Vail Daily column: Learn the ways of the river
Special to the Daily
Vail CO Colorado
VAIL – People are tubing all over the valley on the Gore Creek, Eagle and Colorado rivers. These river flows are perfect for tubing all over the county.
What is tubing? No glitz, no glamour, no agendas, no one to impress. Your life becomes the round red thing – a tube – gear to stay warm and the creek.
The creek is cold water, overhanging bushes, giant blue spruce, gravel bars, big rocks and the fresh scents one finds only on the water. You relinquish control to the currents, you travel along the riverbed, you see the true hidden beauty along the creek, you push off rocks, drag your tube into deeper water, laugh at your friends and essentially return to your childhood sense of adventure.
The comments we have gotten from the first 100 tubers include:

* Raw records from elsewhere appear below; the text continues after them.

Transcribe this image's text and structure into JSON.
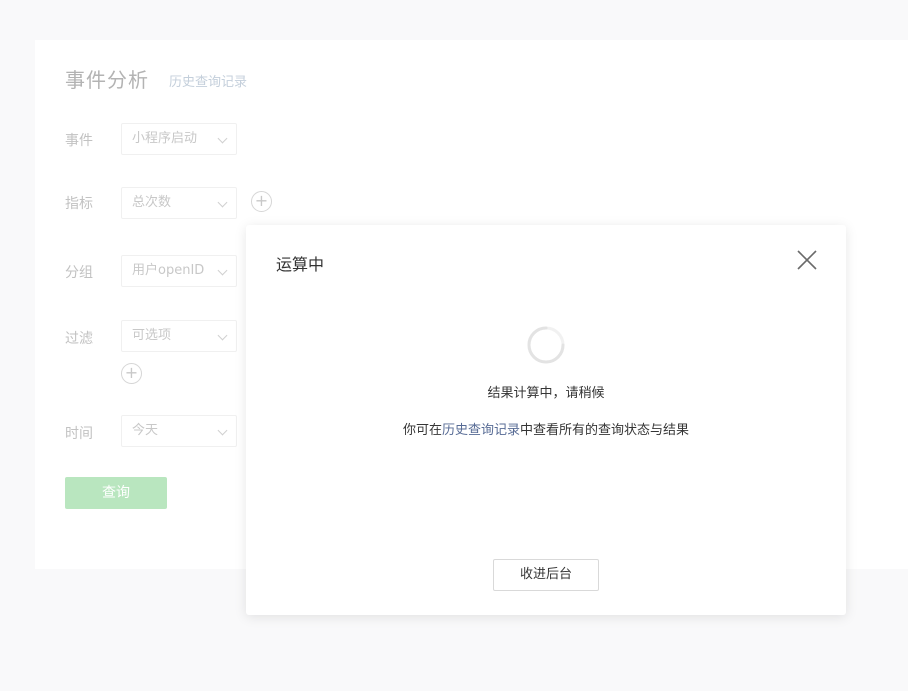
{
  "form": {
    "title": "事件分析",
    "history_link": "历史查询记录",
    "rows": [
      {
        "label": "事件",
        "value": "小程序启动"
      },
      {
        "label": "指标",
        "value": "总次数"
      },
      {
        "label": "分组",
        "value": "用户openID"
      },
      {
        "label": "过滤",
        "value": "可选项"
      },
      {
        "label": "时间",
        "value": "今天"
      }
    ],
    "add_symbol": "+",
    "query_label": "查询"
  },
  "modal": {
    "title": "运算中",
    "message": "结果计算中，请稍候",
    "hint_prefix": "你可在",
    "hint_link": "历史查询记录",
    "hint_suffix": "中查看所有的查询状态与结果",
    "background_label": "收进后台"
  },
  "colors": {
    "accent_disabled": "#b9e6bf",
    "link": "#576b95",
    "spinner": "#e3e3e3"
  },
  "icons": {
    "close": "close-icon",
    "spinner": "loading-spinner-icon",
    "add": "plus-circle-icon",
    "dropdown": "chevron-down-icon"
  }
}
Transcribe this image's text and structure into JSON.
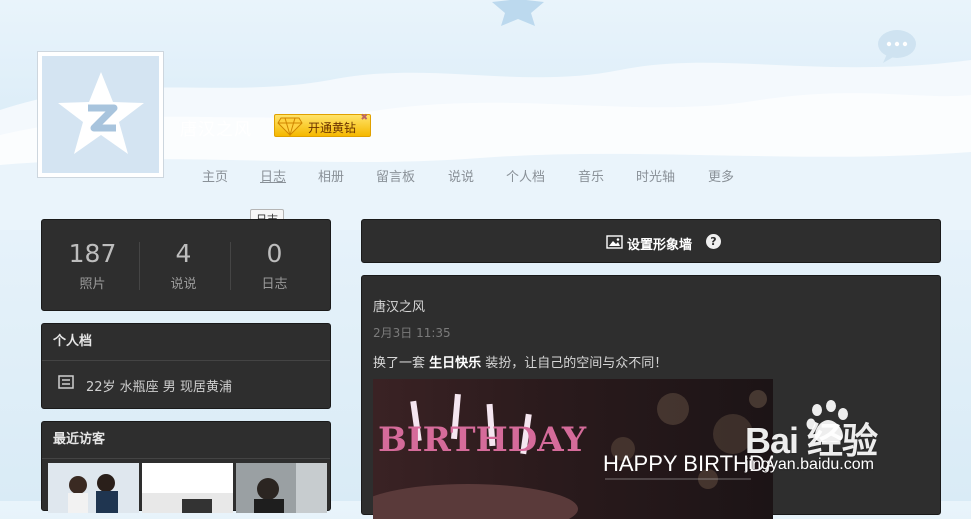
{
  "profile": {
    "username": "唐汉之风",
    "vip_label": "开通黄钻"
  },
  "nav": {
    "items": [
      {
        "label": "主页"
      },
      {
        "label": "日志",
        "active": true
      },
      {
        "label": "相册"
      },
      {
        "label": "留言板"
      },
      {
        "label": "说说"
      },
      {
        "label": "个人档"
      },
      {
        "label": "音乐"
      },
      {
        "label": "时光轴"
      },
      {
        "label": "更多"
      }
    ],
    "tooltip": "日志"
  },
  "stats": [
    {
      "value": "187",
      "label": "照片"
    },
    {
      "value": "4",
      "label": "说说"
    },
    {
      "value": "0",
      "label": "日志"
    }
  ],
  "profile_card": {
    "title": "个人档",
    "info": "22岁  水瓶座 男 现居黄浦"
  },
  "visitors": {
    "title": "最近访客"
  },
  "cover": {
    "label": "设置形象墙",
    "help": "?"
  },
  "feed": {
    "author": "唐汉之风",
    "time": "2月3日 11:35",
    "msg_prefix": "换了一套 ",
    "msg_highlight": "生日快乐",
    "msg_suffix": " 装扮，让自己的空间与众不同！",
    "image_text": "HAPPY BIRTHDAY",
    "image_cake_text": "BIRTHDAY"
  },
  "watermark": {
    "logo": "Bai  经验",
    "url": "jingyan.baidu.com"
  },
  "colors": {
    "panel_bg": "#2e2e2e",
    "sky": "#e6f2fa",
    "badge_gold": "#f5b800"
  }
}
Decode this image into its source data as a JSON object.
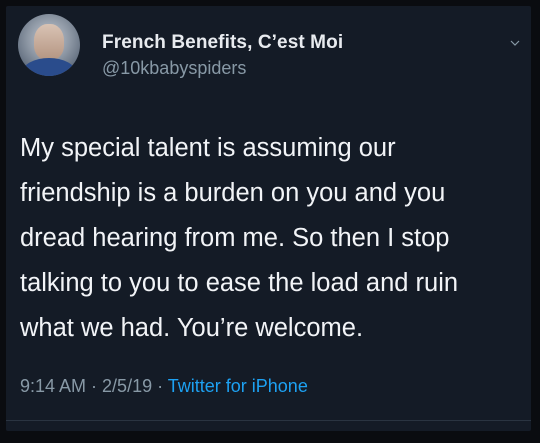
{
  "tweet": {
    "display_name": "French Benefits, C’est Moi",
    "handle": "@10kbabyspiders",
    "text_lines": [
      "My special talent is assuming our",
      "friendship is a burden on you and you",
      "dread hearing from me.  So then I stop",
      "talking to you to ease the load and ruin",
      "what we had.  You’re welcome."
    ],
    "time": "9:14 AM",
    "separator": " · ",
    "date": "2/5/19",
    "source": "Twitter for iPhone"
  },
  "icons": {
    "avatar": "profile-photo",
    "menu": "chevron-down-icon"
  },
  "colors": {
    "background": "#141b26",
    "text": "#f2f4f7",
    "secondary": "#8899a6",
    "link": "#1da1f2"
  }
}
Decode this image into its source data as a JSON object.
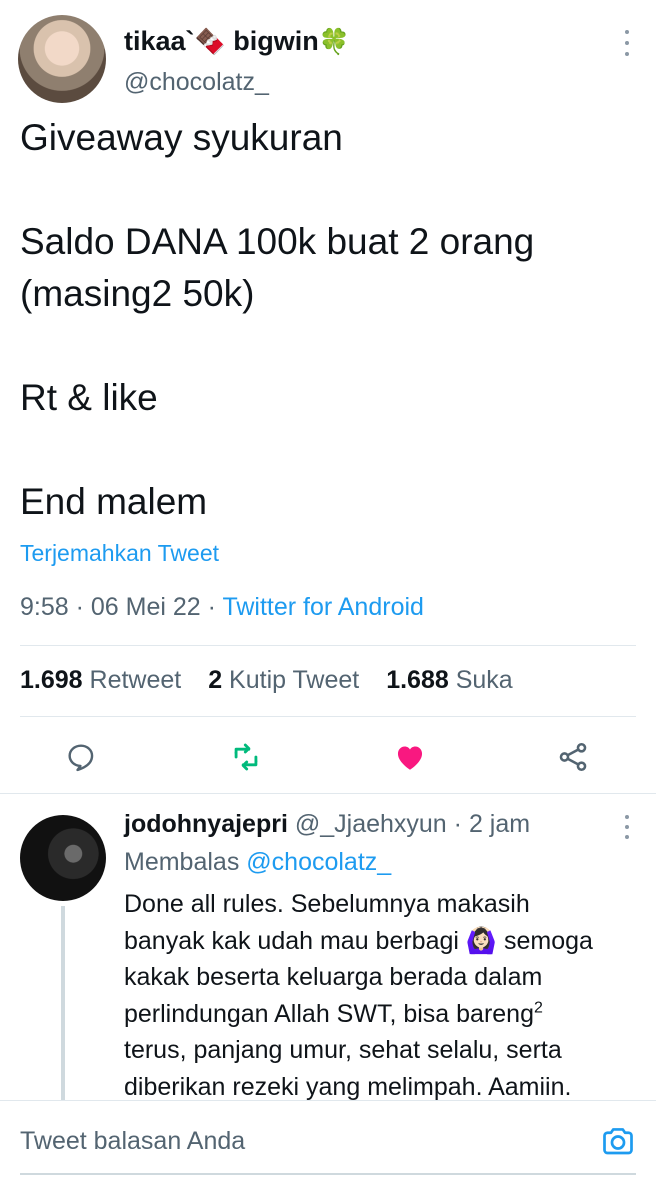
{
  "tweet": {
    "display_name": "tikaa`",
    "display_name_suffix": "bigwin",
    "emoji_1": "🍫",
    "emoji_2": "🍀",
    "handle": "@chocolatz_",
    "lines": [
      "Giveaway syukuran",
      "Saldo DANA 100k buat 2 orang",
      "(masing2 50k)",
      "Rt & like",
      "End malem"
    ],
    "translate_label": "Terjemahkan Tweet",
    "time": "9:58",
    "date": "06 Mei 22",
    "source": "Twitter for Android",
    "stats": {
      "retweets": "1.698",
      "retweets_label": "Retweet",
      "quotes": "2",
      "quotes_label": "Kutip Tweet",
      "likes": "1.688",
      "likes_label": "Suka"
    },
    "colors": {
      "accent": "#1d9bf0",
      "retweet": "#00ba7c",
      "like": "#f91880",
      "muted": "#536471"
    }
  },
  "reply": {
    "display_name": "jodohnyajepri",
    "handle": "@_Jjaehxyun",
    "time": "2 jam",
    "replying_label": "Membalas",
    "replying_to": "@chocolatz_",
    "lines": [
      "Done all rules. Sebelumnya makasih",
      "banyak kak udah mau berbagi",
      "semoga",
      "kakak beserta keluarga berada dalam",
      "perlindungan Allah SWT, bisa bareng",
      "2",
      "terus, panjang umur, sehat selalu, serta",
      "diberikan rezeki yang melimpah. Aamiin."
    ],
    "emoji": "🙆🏻‍♀️"
  },
  "composer": {
    "placeholder": "Tweet balasan Anda"
  }
}
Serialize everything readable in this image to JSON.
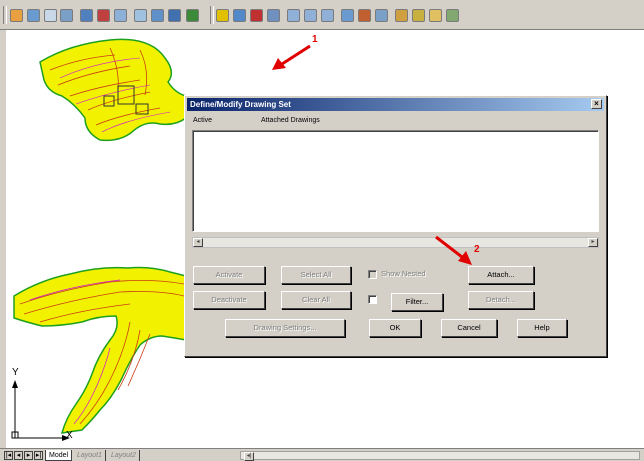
{
  "toolbar": {
    "icons": [
      "layer-icon",
      "zoom-window-icon",
      "drawing-set-icon",
      "query-icon",
      "save-icon",
      "view-icon",
      "map-icon",
      "attach-icon",
      "export-icon",
      "globe-icon",
      "print-icon",
      "lightning-icon",
      "define-drawing-set-icon",
      "query-library-icon",
      "zoom-search-icon",
      "map-tool-icon",
      "map-tool-icon",
      "map-tool-icon",
      "object-data-icon",
      "book-icon",
      "properties-icon",
      "topology-icon",
      "annotation-icon",
      "table-icon",
      "grid-icon"
    ]
  },
  "annotations": {
    "arrow1_number": "1",
    "arrow2_number": "2",
    "color": "#e00000"
  },
  "dialog": {
    "title": "Define/Modify Drawing Set",
    "close_label": "×",
    "columns": {
      "active": "Active",
      "attached": "Attached Drawings"
    },
    "scroll_left": "◂",
    "scroll_right": "▸",
    "buttons": {
      "activate": "Activate",
      "select_all": "Select All",
      "attach": "Attach...",
      "deactivate": "Deactivate",
      "clear_all": "Clear All",
      "filter": "Filter...",
      "detach": "Detach...",
      "drawing_settings": "Drawing Settings...",
      "ok": "OK",
      "cancel": "Cancel",
      "help": "Help"
    },
    "checkboxes": {
      "show_nested": "Show Nested"
    }
  },
  "ucs": {
    "y_label": "Y",
    "x_label": "X"
  },
  "tabs": {
    "nav": [
      "|◂",
      "◂",
      "▸",
      "▸|"
    ],
    "items": [
      {
        "label": "Model",
        "active": true
      },
      {
        "label": "Layout1",
        "active": false
      },
      {
        "label": "Layout2",
        "active": false
      }
    ],
    "scroll_arrow": "◂|"
  },
  "colors": {
    "map_fill": "#f2f200",
    "map_lines": "#c83c14",
    "map_edge": "#1ea01e",
    "map_accent": "#d214d2",
    "dialog_bg": "#d4d0c8",
    "title_start": "#0a246a",
    "title_end": "#a6caf0"
  }
}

“That was so fun. Why hasn’t anyone done this before? We will be back.”
“It is so beautiful along the creek.”
“We laughed the entire time.”
There is just something about tubing down the river that reduces life’s complexities to the moment’s action. There is a lot to be said for low tech.
Now on to rafting. It has very similar rewards to tubing yet is a little more complex. People may ask, “How do I know where to go rafting and what run should I do?”
Simple – start easy and work your way up. Class 1 is easy and fun for the whole family, ages 2 to 92. The Upper Colorado River in the State Bridge area is perfect for this kind of experience. All you need is swimsuit or shorts, a lifejacket and sunscreen.
Relax and start to learn about moving water and the essence of the river. After you see what rivers are about, move onto other more difficult sections of water. Enjoy doing different rivers and runs and then, as you develop skills and knowledge, you will appreciate and understand hard, fun rapids such as Class 4.
Would you take a beginner skier up to the top of Prima for his or her first run on skis? Of course not! So why would you want to run Class 4 on your first river trip? Class 4, by accepted definition, is violent rapids that must be scouted and run by groups of experts. Class 5 is the extreme edge of Class 4 – mistakes or swims will result in injury or fatality.
Class 6 means you die, and, if you do not die, it is Class 5. This is the kayakers’ version, and I always thought it funny and direct and pretty distilled. So, if you survive Niagara Falls, it is Class 5 that day.
But the classification system is difficult. How do you put all the rivers in the world into six categories?
The better questions to ask are:
• What is the gradient (the number of vertical feet per mile the river drops)? For instance, the Eagle from Wolcott to Eagle is between 25 and 35 feet per mile. Dowd Chute is 150 feet per mile. Mississippi in Louisiana is 3 feet permile. The Grand Canyon drops about 6 to 9 feet per mile. Anything over 75 feet per mile tends to Class 4 with Class 5 starting around 120. Creeks with gradients of 350-plus are being run by kayakers.
• What is the volume (measured in cubic feet per second or cubic meters per second)? The Eagle at Gypsum typically peaks at 5,000 cubic feet per second. The Mississippi flows about 300,000 cubic feet per second. The Colorado in Grand varies between 10,000 to 50,000 now with dams but used to peak at 150,000. The Amazon flows in the many millions cfs with the freshwater going up to 100 miles into the Atlantic. It is bigger than the next four largest rivers put together!
• What is underlying geology? Is it a restricted canyon? The Eagle and Gore Creek is old moraine from the ice ages, which created big rounded boulders. The big obstacles are all man-made. The Grand is all dams created by flashfloods of side canyons. Other big rapids are caused by rivers cutting though bedrock, which created big holes and dangerous pourovers, as in rivers in Quebec that flow over the Canadian shield.
Where do most people belong? Class 3 or less. We see many people that are completely disconnected from the river’s objective truths in pursuing their need for subjective excitement (cognitive dissonance).
All very understandable, yet this disconnect leads to all kinds of pressure on river companies to take people on trips that may not be the proper trip for their fitness and experience level. The fear of guests that it may not be too exciting and their kids will be bored is a driving force behind the request for big, Class 4 rapids.
Remember, there are penalty points if you deal with nature on your terms, not hers.
River companies offer all levels of trips, give honest assessment of your group and its fitness and experience and ability to swim in rapids. You must do the run that is suitable for your weakest member. Murphy tells us that the weakest person will take the big swim, not Michael Phelps.
We are missing the point completely if we have to do hard rapids as your first trip. Enjoy the river, learn it on easy sections and then make an informed decision about your next trip while talking to a guide that now knows your skills.
This need for excitement with no sense of consequence is getting more pronounced in our society. Oversaturation from televised extreme sports makes everyone believe they can do anything.
Go on a river trip and enjoy the voice of the river. Learn its ways. The journey is the point, not the destination of being able to say “I ran that.”